Handing someone a blank and knowing they can see something in there smaller than its start, to their own wondering is marvelous. Kamalei embraced a narrow full nose parallel swallow twin he’s been loving. Listening to him describe the lines available on the design and crossing notes on sensations of certain elements was a joy.
He is a quiet fellow and calmly went to work without any fuss. Meticulously dropping in channels with distinction as he finished up an asymmetrical performer. This was a short walk home along the bike path with his young family. Planer and tools in the baby stroller’s undercarriage. He came and went with ease, but we stayed connected for a few surfs in late afternoons ahead. A very good surfer, in tune with great waves, right in front of his home. That’s a pleasure any day.
It was fun to see a longboard coming to life in the space. There is plenty to shape off on the big boards. A traditional single fin nose rider with Hawaiian curve looked lovely. His extended family and customers popped by throughout his residency and the Ohana of Meyers Surfboards was clear. Although we were at the Banzai Pipeline, so many talented surfers enjoy various waves and days on the logs. So glad Carson shared his tuned craft with us all in the shaping space.
It’s not every day you get the chance to craft a surfboard in such an iconic location that epitomizes the essence of surfing. As depicted in the bottom right corner, the Vissla Shaping Space is proud to be a part of this historic venue. Photo: Jeremiah Klien

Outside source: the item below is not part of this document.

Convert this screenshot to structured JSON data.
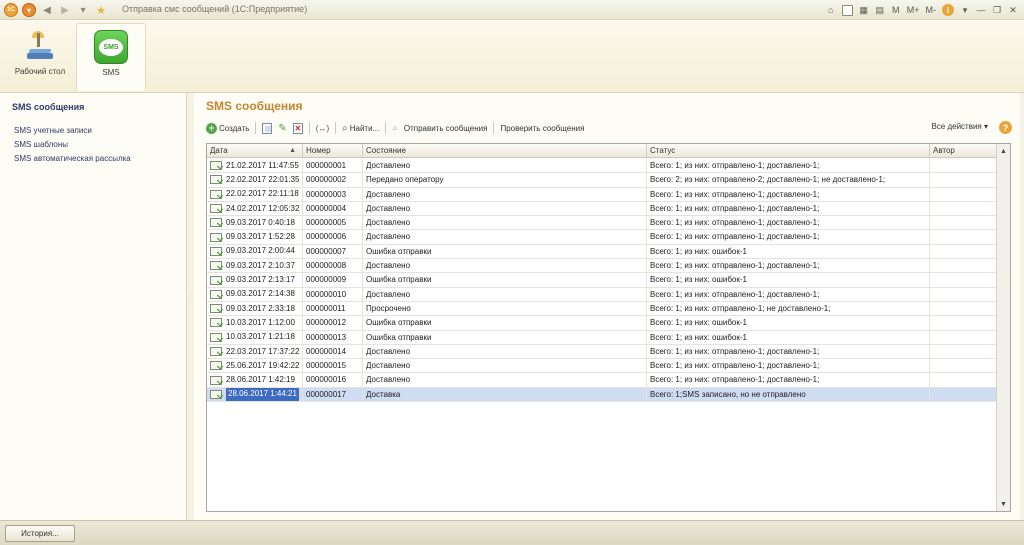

You remember Gen; we visited with him at the Tokoro factory. His bright smile and young nature is infectious, but never imposed. His golden planer danced by his side and together they made a board onlookers were signing up to win. One of two boards being given away from the shaping space activation. It was a long way from the entire story we were showing and sharing. Gen would be home soon driving to the East side, glassing this board to a beautiful finish we will see.

The tallest of the shapers we would host. He shaped with ease and finished quickly. Making a soft wing, swallow, a board he loved and knew. We chatted about all sorts of things. I enjoyed observing his planer techniques. Yet again discussing board building, not just shaping and the endless details involved.

No nonsense Al. Always safe and methodical as science would like. Don’t be misled, he is the funniest and freest spirit you could enjoy time with. I have and always treasure it. Another one of the boards being raffled for free to win. There are many approaches to shaping and ways to arrange and order stages. You can often see how someone is shown and then thereafter made it their own. Watching Al is a balanced way to glean.

 Liam O’Brien, Pipeline. 2024. Photo: Max Colvin

If there is a seasoned craftsman I’ve observed most, it most likely would be Travis. A board builder and artist, family man and go-getter. To coin the phrase, this was a walk in the park for Travis.  The beach park that is. Eihukai beach park. He whipped out the most stunning little board, dropped some channels in and the coffee was yet cold. We kept stopping to look out to the waves as one does. We are at the beach. Can you believe it. None of us could.

A few lay days strung together kept Matty amped up waiting to get on the task. Full of ideas and loaded with gadgets galore. He shared and showed us all the ways he organized and operates. So eager to craft together, he prepared some shapes to collaborate on and discuss design ideas and concepts. It was really neat to see and study some finished boards he brought in and listen to what has been working and how things have developed.

I chose this opportunity to shape something that would round out the concept of the shaping space activation. An asymmetrical Pipe board for Keoni Watson. A conservative shape with straighter toe side overall and healthy amount of twist in the rocker.  

Part of sharing the craft with those looking on and tuning in was chance to win a couple of the boards being shaped in the Pipe Pro 2024 Shaping Space. Stoked folks await the announcement of these boards being given away.

Photo: Jeremiah Klien